It could be that the same will happen with the idea that has been declared more and more clearly, that Vilnius has to become a stronger supporter of European integration. And the supporters of these ideas in Lithuania do not even try to reply to the simplest questions asked by experts.
For example, will the Lithuanian people indeed have better lives, if Brussels regulates not only the areas that have been assigned to it so far, but also migration, taxes, or many other spheres?
Will it indeed help to increase, for example, Lithuania‘s competitiveness and its wellbeing?
They should be obliged to answer these and similar questions each and every time. Then the foreign policy goals will become much clearer.
The article is translated by the BBC Monitoring
Vilnius is experiencing an ‘Caucasus onslaught’ today and tomorrow. First off all the Azeri President Ilham Aliyev has arrived to Vilnius today to pay a firs official visit in the Lithuanian Azeri relation ever. Then many high ranking diplomats are attending the ‘Georgia’s Friends’ conference.

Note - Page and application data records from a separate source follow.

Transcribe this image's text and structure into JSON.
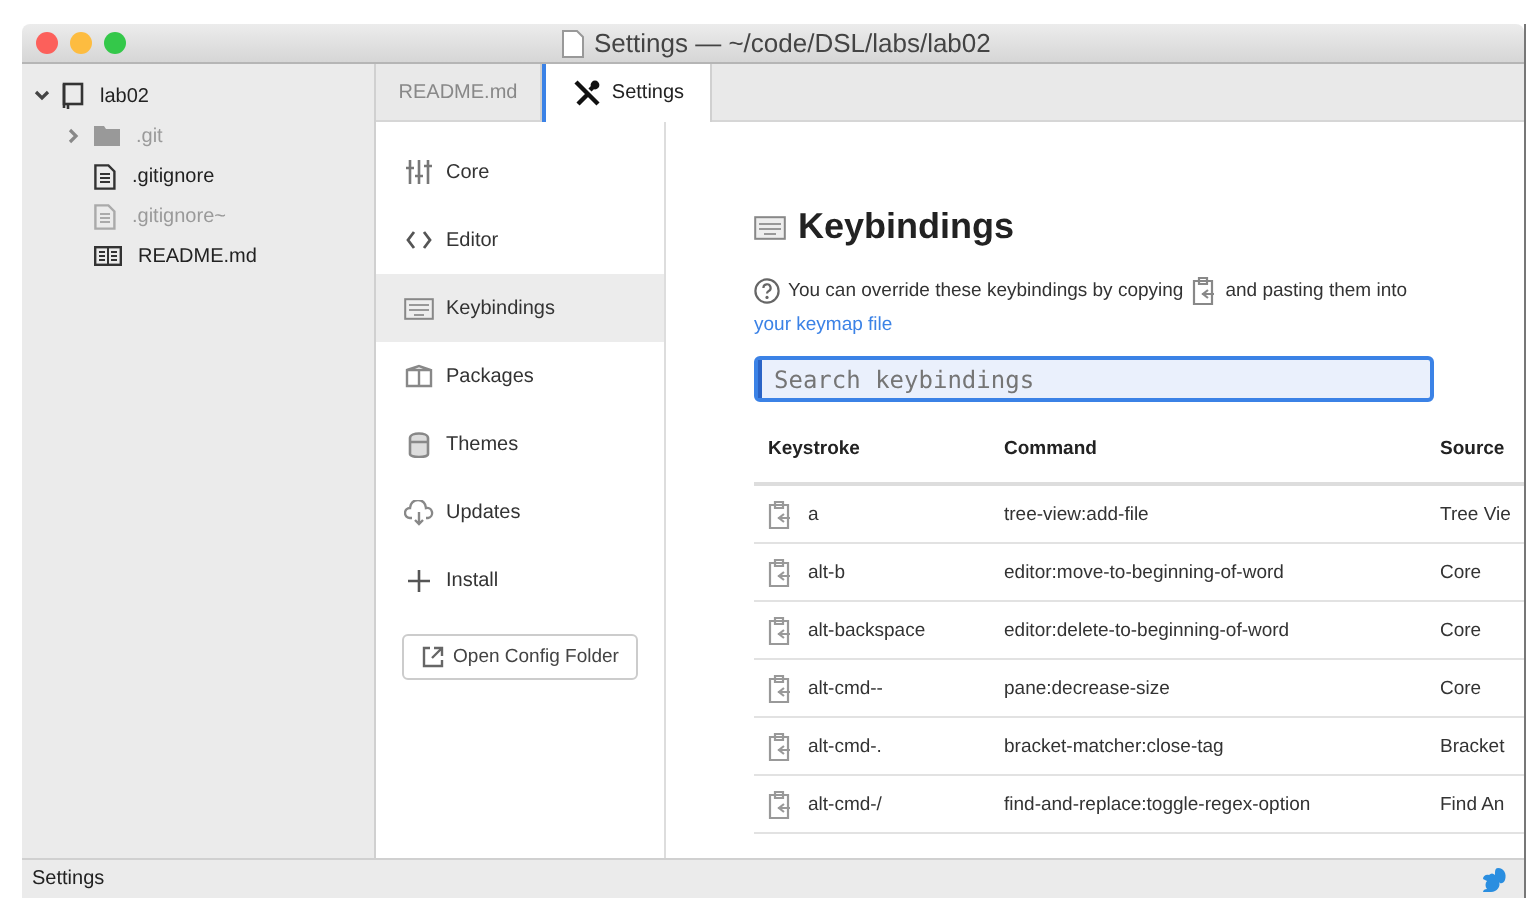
{
  "window": {
    "title": "Settings — ~/code/DSL/labs/lab02"
  },
  "tree": [
    {
      "name": "lab02",
      "kind": "repo",
      "expanded": true,
      "dimmed": false,
      "children": [
        {
          "name": ".git",
          "kind": "folder",
          "expanded": false,
          "dimmed": true
        },
        {
          "name": ".gitignore",
          "kind": "file",
          "dimmed": false
        },
        {
          "name": ".gitignore~",
          "kind": "file",
          "dimmed": true
        },
        {
          "name": "README.md",
          "kind": "book",
          "dimmed": false
        }
      ]
    }
  ],
  "tabs": [
    {
      "label": "README.md",
      "selected": false,
      "kind": "file"
    },
    {
      "label": "Settings",
      "selected": true,
      "kind": "settings"
    }
  ],
  "settings_menu": [
    {
      "label": "Core",
      "selected": false
    },
    {
      "label": "Editor",
      "selected": false
    },
    {
      "label": "Keybindings",
      "selected": true
    },
    {
      "label": "Packages",
      "selected": false
    },
    {
      "label": "Themes",
      "selected": false
    },
    {
      "label": "Updates",
      "selected": false
    },
    {
      "label": "Install",
      "selected": false
    }
  ],
  "open_config_button": "Open Config Folder",
  "heading": "Keybindings",
  "info": {
    "before": "You can override these keybindings by copying",
    "after": "and pasting them into",
    "link": "your keymap file"
  },
  "search": {
    "placeholder": "Search keybindings"
  },
  "table": {
    "columns": [
      "Keystroke",
      "Command",
      "Source"
    ],
    "rows": [
      [
        "a",
        "tree-view:add-file",
        "Tree Vie"
      ],
      [
        "alt-b",
        "editor:move-to-beginning-of-word",
        "Core"
      ],
      [
        "alt-backspace",
        "editor:delete-to-beginning-of-word",
        "Core"
      ],
      [
        "alt-cmd--",
        "pane:decrease-size",
        "Core"
      ],
      [
        "alt-cmd-.",
        "bracket-matcher:close-tag",
        "Bracket"
      ],
      [
        "alt-cmd-/",
        "find-and-replace:toggle-regex-option",
        "Find An"
      ]
    ]
  },
  "status_bar": {
    "text": "Settings"
  }
}
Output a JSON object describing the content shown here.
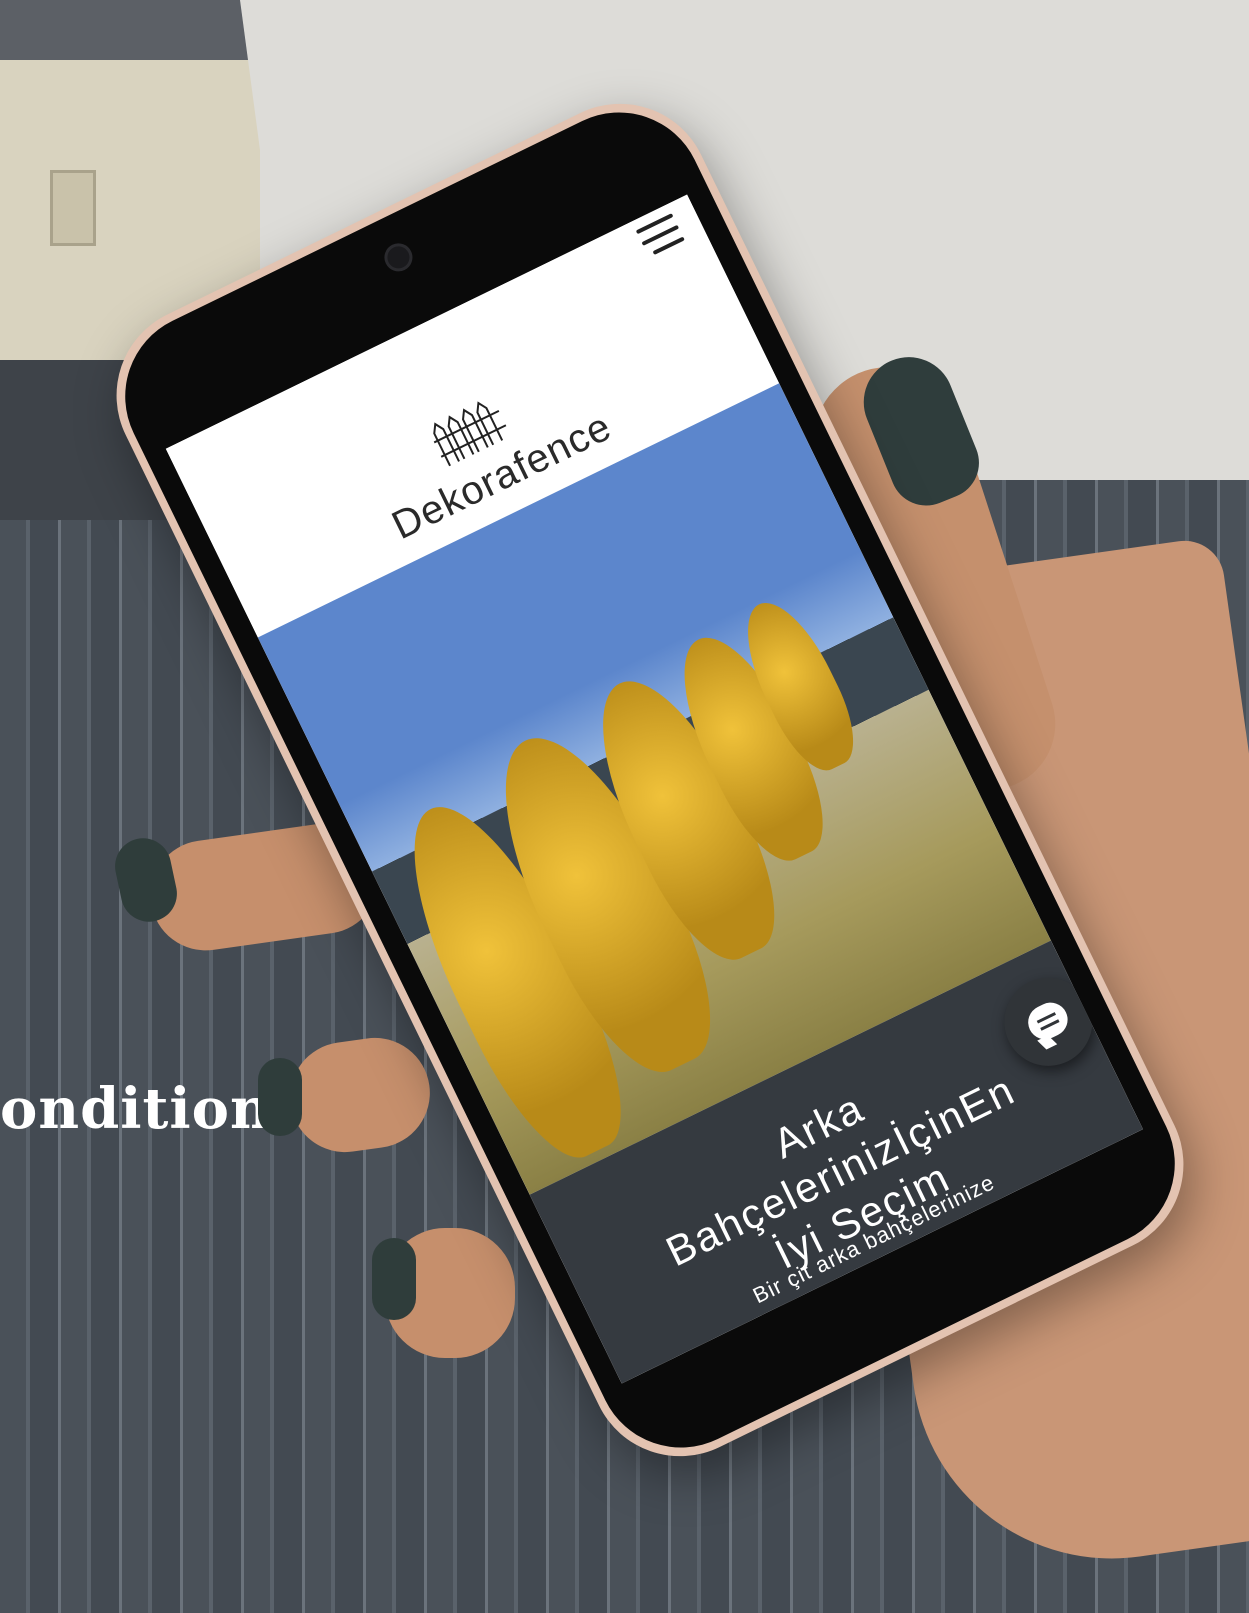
{
  "background": {
    "partial_text": "onditions"
  },
  "site": {
    "brand_name": "Dekorafence",
    "hero_title": "Arka BahçelerinizİçinEn İyi Seçim",
    "hero_title_lines": [
      "Arka",
      "BahçelerinizİçinEn",
      "İyi Seçim"
    ],
    "hero_subtitle": "Bir çit arka bahçelerinize"
  },
  "icons": {
    "menu": "hamburger-menu-icon",
    "logo": "fence-logo-icon",
    "chat": "chat-bubble-icon"
  },
  "colors": {
    "hero_panel": "#353a40",
    "header_bg": "#ffffff",
    "nail_polish": "#2f3d3b",
    "phone_frame": "#e3c3b1"
  }
}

According to the BNS after the meeting between the Lithuanian and Azeri leaders Lithuanian President called the Azerbaijan to ‘follow Lithuanian path’ and seek to join the Euro Atlantic structures. President Adamkus also said that Lithuania has already reached a level when it could join an international energy grid very fast, which grid “is closing in on Europe, particularly from Azerbaijan’s region.”
This statment has mirrored Aliyev’s words: “Your country, just like ours, used to exist in a single state in the past, yet your achievements in NATO and the European Union show that we must follow your example”. As the President’s press office announced the Lithuanian President said that bilateral relations gained a considerable impetus in many areas recently. The two countries maintain contacts not only on the highest level but also develop cooperation in many other fields and consolidate legal base of their cooperation.“These intensive relations have great importance and significance to us, since they help to draw the attention of the international community to the South Caucasus region,” – said President Adamkus.
Mr. Adamkus underlined that Lithuania, looking for alternative energy supply projects, was hoping to develop projects with Azerbaijan in the nearest future which would guarantee greater energy security to the Baltic region.“I hope that oil and gas from Azerbaijan will reach the EU countries. If Azerbaijan’s energy projects reached Lithuania, it would be a considerable breakthrough in this area” said President of Lithuania.
President Aliyev thanked Lithuania for its contribution to the activities of the GUAM states, especially in reorganizing this regional union. According to the President of Azerbaijan, this strengthened the cooperation between the states of this region and enriched them with new experience.The Azeri President also stressed that oil extraction in Azerbaijan allows considering new projects, like building oil pipelines to the Black and the Baltic sea regions. In Aliev’s words, new markets interest Azerbaijan and the possibilities for new projects are good.
Mr. Aliyev should travel to Klaipėda to visit the seaport on 14 September and would return home in the evening. A number of bilateral agreements, particularly on IT technologies and communications, will be signed during the visit.
Turan news agency said that in Klaipėda Aliyev would familiarize himself with the work of oil enterprises and the seaport. The port might be part of a route to transport Azerbaijani oil in case of the implementation of the Odessa-Brody pipeline project.